web pages, e-mail, chat, and more.
For many adults, the idea of kids running wild on the
Internet is scary.
To these adults, the Internet seems to be a place were kids have free
easy access to sex and pornography and are easy targets for predators.
And there's some reality behind these fears. But
they're wildly overblown?just
take a look again at those search topics. #1 isn't sex, it's Pokemon,
has been on the list for a full 40 weeks (I suspect as long as Lycos
been keeping tabs), compared to Victoria's Secret's single week on the
Many families have responded by installing software to
help limit their
kids' access to the Net?a June article in ComputerWorld Canada
"a recent study shows that most Canadian parents are taking some action
to monitor their kids' on-line activities". And in Vancouver, for
together with extending Internet access to all of the district's 100+
the district's Wide Area Network project installed CyberPatrol software
in an attempt to control where kids at school can and can't go.
School servers automatically update their no-can-go
list each Sunday.
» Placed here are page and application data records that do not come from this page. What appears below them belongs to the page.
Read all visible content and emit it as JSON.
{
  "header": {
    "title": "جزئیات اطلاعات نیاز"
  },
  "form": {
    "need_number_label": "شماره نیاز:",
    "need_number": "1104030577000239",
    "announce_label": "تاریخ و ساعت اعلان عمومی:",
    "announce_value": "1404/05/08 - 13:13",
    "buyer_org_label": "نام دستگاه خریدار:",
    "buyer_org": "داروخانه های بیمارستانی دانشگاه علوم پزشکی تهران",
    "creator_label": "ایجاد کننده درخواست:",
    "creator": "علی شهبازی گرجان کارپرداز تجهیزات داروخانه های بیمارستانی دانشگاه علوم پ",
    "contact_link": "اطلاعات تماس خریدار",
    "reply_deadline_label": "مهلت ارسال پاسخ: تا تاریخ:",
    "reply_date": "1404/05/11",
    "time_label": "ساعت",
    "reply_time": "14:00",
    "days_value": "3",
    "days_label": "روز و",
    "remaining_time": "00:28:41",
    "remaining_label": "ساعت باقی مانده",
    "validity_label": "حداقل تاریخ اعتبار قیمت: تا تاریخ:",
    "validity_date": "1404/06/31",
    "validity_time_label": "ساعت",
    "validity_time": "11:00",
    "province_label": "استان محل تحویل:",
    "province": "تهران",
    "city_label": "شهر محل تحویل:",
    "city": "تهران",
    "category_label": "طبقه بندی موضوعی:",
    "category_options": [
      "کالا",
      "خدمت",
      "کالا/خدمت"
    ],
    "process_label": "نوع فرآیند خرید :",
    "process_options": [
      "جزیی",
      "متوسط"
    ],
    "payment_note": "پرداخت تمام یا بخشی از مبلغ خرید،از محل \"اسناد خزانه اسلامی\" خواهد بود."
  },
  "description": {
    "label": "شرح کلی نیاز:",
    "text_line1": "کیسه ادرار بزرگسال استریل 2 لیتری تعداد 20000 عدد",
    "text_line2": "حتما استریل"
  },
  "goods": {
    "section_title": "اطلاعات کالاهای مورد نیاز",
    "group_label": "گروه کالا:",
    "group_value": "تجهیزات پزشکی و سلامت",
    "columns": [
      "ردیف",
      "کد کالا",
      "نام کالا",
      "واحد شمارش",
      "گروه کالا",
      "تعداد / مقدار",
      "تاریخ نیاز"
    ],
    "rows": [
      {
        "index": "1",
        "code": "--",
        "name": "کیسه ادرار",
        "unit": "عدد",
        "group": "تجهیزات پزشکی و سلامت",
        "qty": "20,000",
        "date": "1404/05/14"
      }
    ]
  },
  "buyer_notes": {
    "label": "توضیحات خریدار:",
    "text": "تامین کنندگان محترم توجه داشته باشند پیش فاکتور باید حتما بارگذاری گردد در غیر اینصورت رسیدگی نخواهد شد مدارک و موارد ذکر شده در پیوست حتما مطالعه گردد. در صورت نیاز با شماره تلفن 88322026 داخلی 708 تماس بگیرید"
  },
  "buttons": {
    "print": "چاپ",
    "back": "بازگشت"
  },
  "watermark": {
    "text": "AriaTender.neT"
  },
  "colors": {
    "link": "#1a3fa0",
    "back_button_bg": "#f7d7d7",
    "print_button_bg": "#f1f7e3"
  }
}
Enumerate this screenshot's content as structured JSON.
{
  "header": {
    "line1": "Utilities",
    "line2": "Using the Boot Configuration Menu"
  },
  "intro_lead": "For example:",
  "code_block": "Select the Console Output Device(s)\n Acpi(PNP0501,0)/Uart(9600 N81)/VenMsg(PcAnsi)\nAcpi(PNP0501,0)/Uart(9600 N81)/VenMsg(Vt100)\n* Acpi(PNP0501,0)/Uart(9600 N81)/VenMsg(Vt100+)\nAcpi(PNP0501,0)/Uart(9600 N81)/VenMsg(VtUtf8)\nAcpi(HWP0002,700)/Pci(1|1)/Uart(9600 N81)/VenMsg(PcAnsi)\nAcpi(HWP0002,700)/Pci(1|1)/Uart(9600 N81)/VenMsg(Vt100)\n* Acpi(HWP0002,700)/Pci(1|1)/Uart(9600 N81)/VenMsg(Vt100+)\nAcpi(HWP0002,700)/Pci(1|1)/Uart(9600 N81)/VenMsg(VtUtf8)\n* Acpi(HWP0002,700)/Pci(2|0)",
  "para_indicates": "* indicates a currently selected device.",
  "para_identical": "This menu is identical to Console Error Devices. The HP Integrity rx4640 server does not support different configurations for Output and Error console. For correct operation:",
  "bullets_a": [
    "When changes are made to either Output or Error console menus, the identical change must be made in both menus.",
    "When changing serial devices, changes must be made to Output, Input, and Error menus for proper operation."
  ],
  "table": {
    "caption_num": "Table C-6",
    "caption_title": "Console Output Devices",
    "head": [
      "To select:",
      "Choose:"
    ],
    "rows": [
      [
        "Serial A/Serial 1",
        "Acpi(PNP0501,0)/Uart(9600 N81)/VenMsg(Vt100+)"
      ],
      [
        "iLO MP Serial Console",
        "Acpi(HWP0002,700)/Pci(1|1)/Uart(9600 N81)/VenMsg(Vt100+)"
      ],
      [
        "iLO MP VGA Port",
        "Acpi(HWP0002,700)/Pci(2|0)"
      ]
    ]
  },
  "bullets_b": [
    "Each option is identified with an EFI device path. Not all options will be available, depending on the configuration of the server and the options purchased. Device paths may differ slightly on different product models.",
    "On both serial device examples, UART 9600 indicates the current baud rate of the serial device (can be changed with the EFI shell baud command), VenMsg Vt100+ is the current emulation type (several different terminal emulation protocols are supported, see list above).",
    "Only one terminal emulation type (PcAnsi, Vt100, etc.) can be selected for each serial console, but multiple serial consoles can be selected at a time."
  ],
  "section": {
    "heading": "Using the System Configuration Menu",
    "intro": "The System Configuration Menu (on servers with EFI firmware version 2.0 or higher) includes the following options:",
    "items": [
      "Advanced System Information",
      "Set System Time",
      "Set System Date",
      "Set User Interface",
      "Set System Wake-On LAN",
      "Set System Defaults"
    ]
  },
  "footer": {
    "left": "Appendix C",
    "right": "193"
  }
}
But it's far from perfect. Inevitably, it relies on lists of addresses
deemed inappropriate. (There's a job to have on your resume?spending
hours a day tracking down porn sites). On the one hand, it raises
about what's on the list and why?concerns have been raised that
such as Planned Parenthood have been made taboo.
As well, there are other problems.
On the one hand, it's hard to keep any list up to date
On a professional development day when the kids weren't around, a group
of teachers and I carried out an experiment in an elementary school
We went to a popular search engine and typed in 'Sex'?some teachers had
imagined that this would be blocked. It wasn't. We got a long list of
organized by topic. The first topic was 'Bondage and Discipline'?we
on the first site listed. And there, a few clicks and a minimum of
was somebody's leather fantasy site, up and running in the school
right under the watchful (or in this case, sleeping) eye of the
Teachers are more likely to complain, though, of the
As set up in Vancouver, CyberPatrol forbids access to all web pages
on a number of free sites such as GeoCities. The rationale seems to be
that since anyone can post anything, such pages aren't too be
for sexually explicit content or for academic credibility.
Again, there's some reality behind this perception.
But many people
are taking advantage of free websites to post valuable, credible
And all too often, teachers are researching Internet-based assignments
from home, only to find that when they come to school, the protection
blocks their kids (and teachers) from getting to the site.
In fact, the best protection, both at school and at
home, is an adult
presence. When the kids know that you know what they're doing, they
to do the right thing. My grade 6s, researching planets in the solar
stumbled on the sexually-explicit venus.com (again, despite
Right away, they let me know, so that I could manually block it out.
As the Who used to sing, The Kids are All Right.